* [Task prompt]:
Copy each of the following entries back without change.
[Start of Attachment]
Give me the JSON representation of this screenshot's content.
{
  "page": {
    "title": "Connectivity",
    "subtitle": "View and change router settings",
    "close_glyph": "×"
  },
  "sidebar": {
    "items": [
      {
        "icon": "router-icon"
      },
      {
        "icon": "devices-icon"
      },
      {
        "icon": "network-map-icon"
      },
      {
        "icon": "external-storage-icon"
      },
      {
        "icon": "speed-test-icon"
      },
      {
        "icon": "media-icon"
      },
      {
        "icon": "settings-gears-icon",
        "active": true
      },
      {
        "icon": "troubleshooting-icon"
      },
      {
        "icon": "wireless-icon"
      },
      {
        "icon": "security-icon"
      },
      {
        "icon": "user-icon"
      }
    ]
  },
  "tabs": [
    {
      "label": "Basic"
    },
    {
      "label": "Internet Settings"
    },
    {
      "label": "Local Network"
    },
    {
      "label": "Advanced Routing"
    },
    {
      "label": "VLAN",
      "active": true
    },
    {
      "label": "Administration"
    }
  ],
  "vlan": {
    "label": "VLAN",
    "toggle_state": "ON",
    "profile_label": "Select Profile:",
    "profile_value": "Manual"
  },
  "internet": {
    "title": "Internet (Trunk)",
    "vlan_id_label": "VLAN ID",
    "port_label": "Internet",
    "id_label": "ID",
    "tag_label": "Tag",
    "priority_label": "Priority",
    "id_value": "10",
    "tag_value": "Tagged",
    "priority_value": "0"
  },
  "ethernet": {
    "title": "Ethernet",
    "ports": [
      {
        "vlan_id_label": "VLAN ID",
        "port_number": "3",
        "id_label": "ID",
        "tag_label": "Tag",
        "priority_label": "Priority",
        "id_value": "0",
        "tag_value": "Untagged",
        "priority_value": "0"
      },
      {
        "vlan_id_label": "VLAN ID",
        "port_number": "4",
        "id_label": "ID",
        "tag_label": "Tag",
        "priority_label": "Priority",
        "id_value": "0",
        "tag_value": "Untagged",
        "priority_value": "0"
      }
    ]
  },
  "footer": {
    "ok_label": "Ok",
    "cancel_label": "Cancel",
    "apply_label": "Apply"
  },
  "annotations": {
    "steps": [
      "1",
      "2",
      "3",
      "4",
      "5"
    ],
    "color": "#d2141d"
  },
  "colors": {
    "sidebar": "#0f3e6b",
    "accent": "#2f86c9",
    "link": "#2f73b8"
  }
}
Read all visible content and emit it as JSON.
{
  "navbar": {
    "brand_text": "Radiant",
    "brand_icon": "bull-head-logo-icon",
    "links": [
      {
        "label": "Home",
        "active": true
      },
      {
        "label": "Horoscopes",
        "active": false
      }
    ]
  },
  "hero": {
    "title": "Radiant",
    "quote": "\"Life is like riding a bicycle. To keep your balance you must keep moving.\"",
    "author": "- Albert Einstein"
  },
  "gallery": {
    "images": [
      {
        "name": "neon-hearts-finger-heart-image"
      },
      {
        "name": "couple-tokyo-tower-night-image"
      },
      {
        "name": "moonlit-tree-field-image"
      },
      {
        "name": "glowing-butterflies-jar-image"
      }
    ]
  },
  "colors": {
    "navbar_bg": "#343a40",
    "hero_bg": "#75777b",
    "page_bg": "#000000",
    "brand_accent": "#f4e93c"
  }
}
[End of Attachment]
* [Answer section]:
Give me the JSON representation of this screenshot's content.
{
  "page": {
    "title": "Connectivity",
    "subtitle": "View and change router settings",
    "close_glyph": "×"
  },
  "sidebar": {
    "items": [
      {
        "icon": "router-icon"
      },
      {
        "icon": "devices-icon"
      },
      {
        "icon": "network-map-icon"
      },
      {
        "icon": "external-storage-icon"
      },
      {
        "icon": "speed-test-icon"
      },
      {
        "icon": "media-icon"
      },
      {
        "icon": "settings-gears-icon",
        "active": true
      },
      {
        "icon": "troubleshooting-icon"
      },
      {
        "icon": "wireless-icon"
      },
      {
        "icon": "security-icon"
      },
      {
        "icon": "user-icon"
      }
    ]
  },
  "tabs": [
    {
      "label": "Basic"
    },
    {
      "label": "Internet Settings"
    },
    {
      "label": "Local Network"
    },
    {
      "label": "Advanced Routing"
    },
    {
      "label": "VLAN",
      "active": true
    },
    {
      "label": "Administration"
    }
  ],
  "vlan": {
    "label": "VLAN",
    "toggle_state": "ON",
    "profile_label": "Select Profile:",
    "profile_value": "Manual"
  },
  "internet": {
    "title": "Internet (Trunk)",
    "vlan_id_label": "VLAN ID",
    "port_label": "Internet",
    "id_label": "ID",
    "tag_label": "Tag",
    "priority_label": "Priority",
    "id_value": "10",
    "tag_value": "Tagged",
    "priority_value": "0"
  },
  "ethernet": {
    "title": "Ethernet",
    "ports": [
      {
        "vlan_id_label": "VLAN ID",
        "port_number": "3",
        "id_label": "ID",
        "tag_label": "Tag",
        "priority_label": "Priority",
        "id_value": "0",
        "tag_value": "Untagged",
        "priority_value": "0"
      },
      {
        "vlan_id_label": "VLAN ID",
        "port_number": "4",
        "id_label": "ID",
        "tag_label": "Tag",
        "priority_label": "Priority",
        "id_value": "0",
        "tag_value": "Untagged",
        "priority_value": "0"
      }
    ]
  },
  "footer": {
    "ok_label": "Ok",
    "cancel_label": "Cancel",
    "apply_label": "Apply"
  },
  "annotations": {
    "steps": [
      "1",
      "2",
      "3",
      "4",
      "5"
    ],
    "color": "#d2141d"
  },
  "colors": {
    "sidebar": "#0f3e6b",
    "accent": "#2f86c9",
    "link": "#2f73b8"
  }
}
Read all visible content and emit it as JSON.
{
  "navbar": {
    "brand_text": "Radiant",
    "brand_icon": "bull-head-logo-icon",
    "links": [
      {
        "label": "Home",
        "active": true
      },
      {
        "label": "Horoscopes",
        "active": false
      }
    ]
  },
  "hero": {
    "title": "Radiant",
    "quote": "\"Life is like riding a bicycle. To keep your balance you must keep moving.\"",
    "author": "- Albert Einstein"
  },
  "gallery": {
    "images": [
      {
        "name": "neon-hearts-finger-heart-image"
      },
      {
        "name": "couple-tokyo-tower-night-image"
      },
      {
        "name": "moonlit-tree-field-image"
      },
      {
        "name": "glowing-butterflies-jar-image"
      }
    ]
  },
  "colors": {
    "navbar_bg": "#343a40",
    "hero_bg": "#75777b",
    "page_bg": "#000000",
    "brand_accent": "#f4e93c"
  }
}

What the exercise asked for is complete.